Hōkūleʻa is a Hawaiian voyaging canoe in the midst of a multi-year voyage around the world. (We wrote about her previously here.) Launched in 1975, the double-hulled vessel is 62 feet LOA, with a beam of 20 feet and draft of 3 feet. Her hulls are cold molded, but she is considered to be a "performance-accurate" reproduction of the canoes that are thought to have been used by Polynesians to settle much of the Pacific, including Hawaii. Built originally to test theories about Polynesian seafaring techniques and technology, she has since become an ambassador of Polynesian culture and a campaigner for environmental awareness.
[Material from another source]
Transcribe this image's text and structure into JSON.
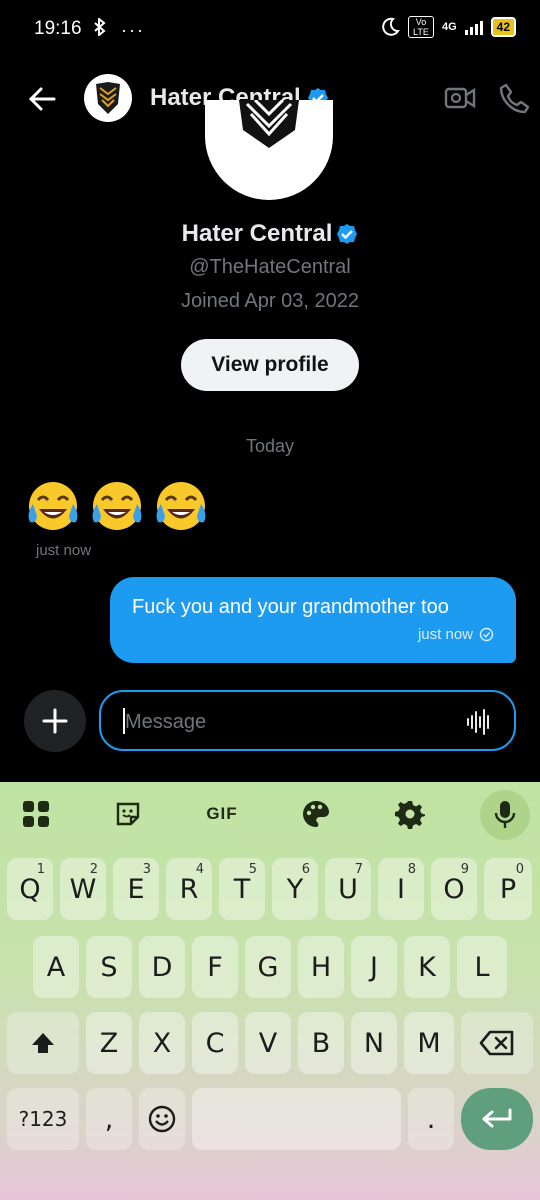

There's plenty about the vessel, her mission, and her circumnavigation on the website of her owner, the Polynesian Voyaging Society.

We visited Hokule'a this weekend when she stopped in Bar Harbor, Maine. Because she was tied up to a pier with her rig stowed, we couldn't get a good view of what she really looks like, but we did go on board and took photos of some design and construction details. We also talked with Kaleo Wong, navigator on the most recent leg of the boat's voyage, about the mechanics of sailing a double crab-claw rig. (This is literally the first video we have ever done, so please be kind.) 

Hawaiian voyaging canoe Hokule'a: steering sweep
The blade of the main steering sweep raised from the water.
Hawaiian voyaging canoe Hokule'a: lashing detail
Lashings between one of the main cross-beams and one of the hulls. The boat is entirely lashed together. There are no mechanical fasteners.
Hawaiian voyaging canoe Hokule'a: female idol
Hokule'a carries two idols on the vertical projections at the stern. On the port side (the female side of the boat) is a female figure. 
Hawaiian voyaging canoe Hokule'a: male idol
On the starboard or male side of the boat is a male figure. Where the female figure has prominent eyes and can see, the male is blind. But he holds a disc that represents the wisdom of the ancestors. Between the two of them, they have the perception and knowledge to guide Hokule'a safely.
Hawaiian voyaging canoe Hokule'a: navigator Kaleo Wong
Kaleo Wong sitting atop the starboard berth enclosure. There are five or six berths on top of each hull, all in a line, under a narrow sloped tarpaulin "roof," with tarpaulin covers over the entry side as well. Kaleo's feet rest on the starboard steering sweep, which is not steerable: it can only be lowered or raised to change the boat's center of resistance.
Hawaiian voyaging canoe Hokule'a: main steering sweep
The main (center) steering sweep, looking aft.
Hawaiian voyaging canoe Hokule'a: main steering sweep lashings
Another look at the main steering sweep, showing the lashings that hold it in place and serve as its pivot.
Hawaiian voyaging canoe Hokule'a: port berths
Two berths on the port side. There's just room to lie down, or sit up and place your feet over the edge. Accommodations do not look comfortable, and they're probably wet in bad weather. (This side was orderly. The starboard berths were a shambles of unstowed gear. Just sayin'.)

NOTE: We're obliged to Sym (5) and Ars Sonor for free use of the nice ambient music we used for the intro and outro of the video.